However, the broadcasters have hit back at the angry demands saying their salaries are meagre in comparison to those in Montrose.
A statement from the foursome who appear on the Midday show reads: "Some viewers have expressed a frustration that we, as television presenters, have it easy and that we have no sense of the real hardship people are facing. Nothing could be further from the truth.
"For starters, we don't earn the huge salaries that others in broadcasting do. Everyone at TV3 including presenters has taken a pay freeze in recent months and we have watched some of our closest colleagues and friends lose their jobs here," they added.
The negative feedback from viewers came in response to controversial views aired by outspoken journalist Alan Cantwell during a discussion about the countries economic crisis last week.
The presenter incensed workers in the public sector when he claimed that they should stop complaining about the pension levies set to be implemented later this year.
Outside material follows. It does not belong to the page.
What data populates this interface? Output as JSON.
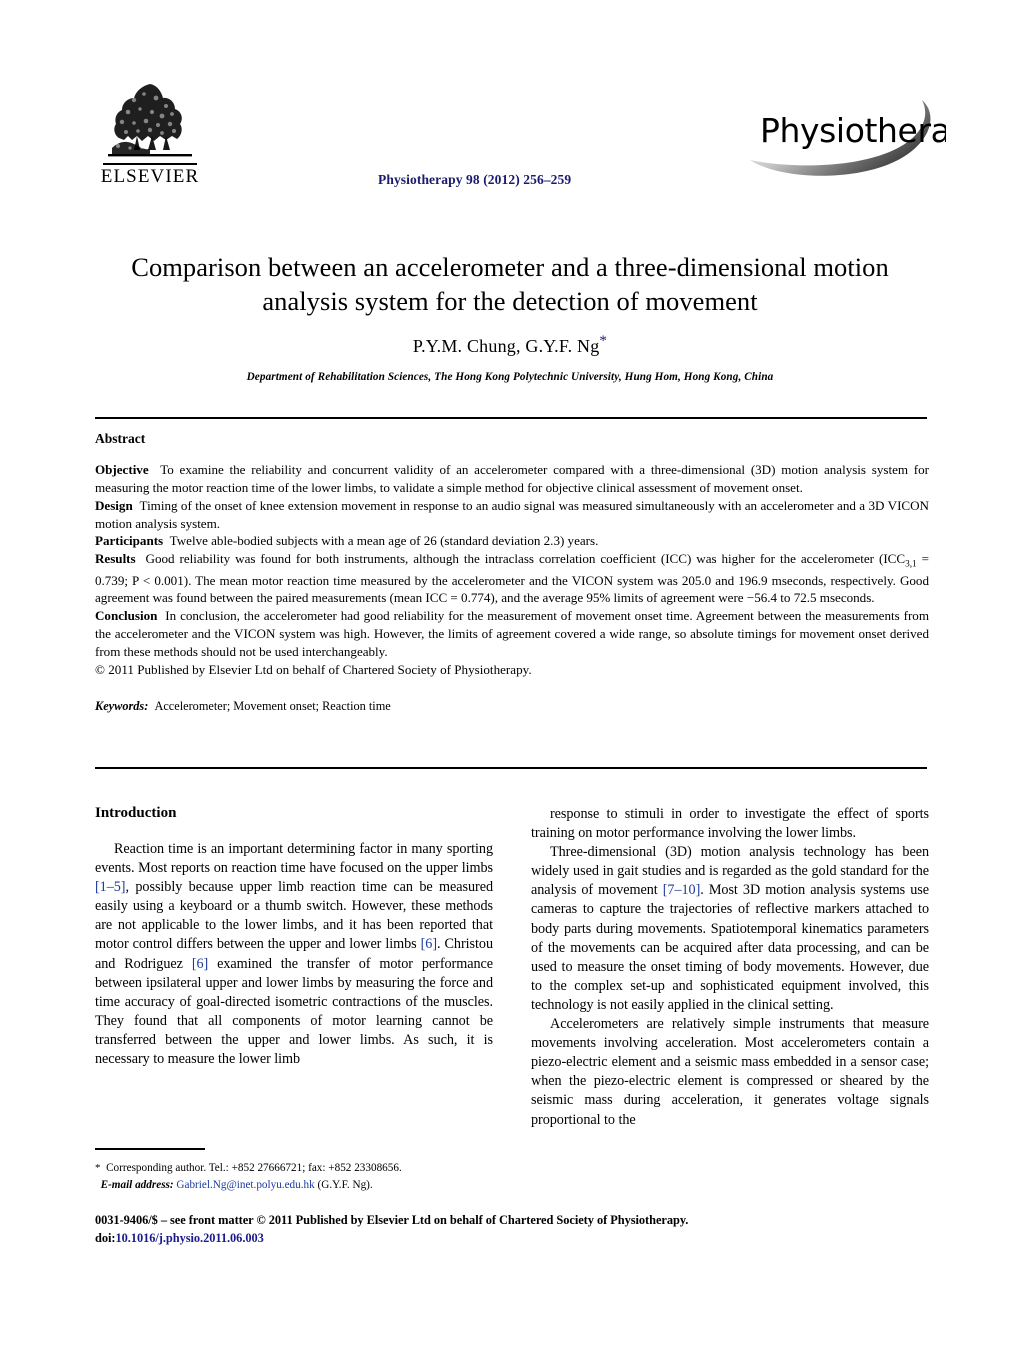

"When are we as a nation going to stop whinging about it and recognise that this is the mess that we are in?" Alan asked.
"What is wrong with a pay cut in the current economic climate? What is wrong with the fact that they have security of employment and someone like me or whoever is in the private sector could be booted out tomorrow?
"To come out of this we have to pull together, we have to take that medicine," he added.
His comments proved to enrage those watching at home who demanded the TV3 star and his colleagues should take their own hit before preaching to the public.
The Midday hosts have refused to back down, however, and have instead vowed to keep discussing the credit crunch for as long as it remains a prevalent issue in our society.
They told the Herald: "Clearly, the issue of joblessness and the recession is gripping audiences to our Midday show, so much so, that we will focus on this issue for the foreseeable future.
"We must all play our part in protecting jobs and helping to get the economy back on its feet, for all our sakes," they added.
Alan, Colette and Martin denied that the response from viewers was "hate mail". "It was healthy feedback."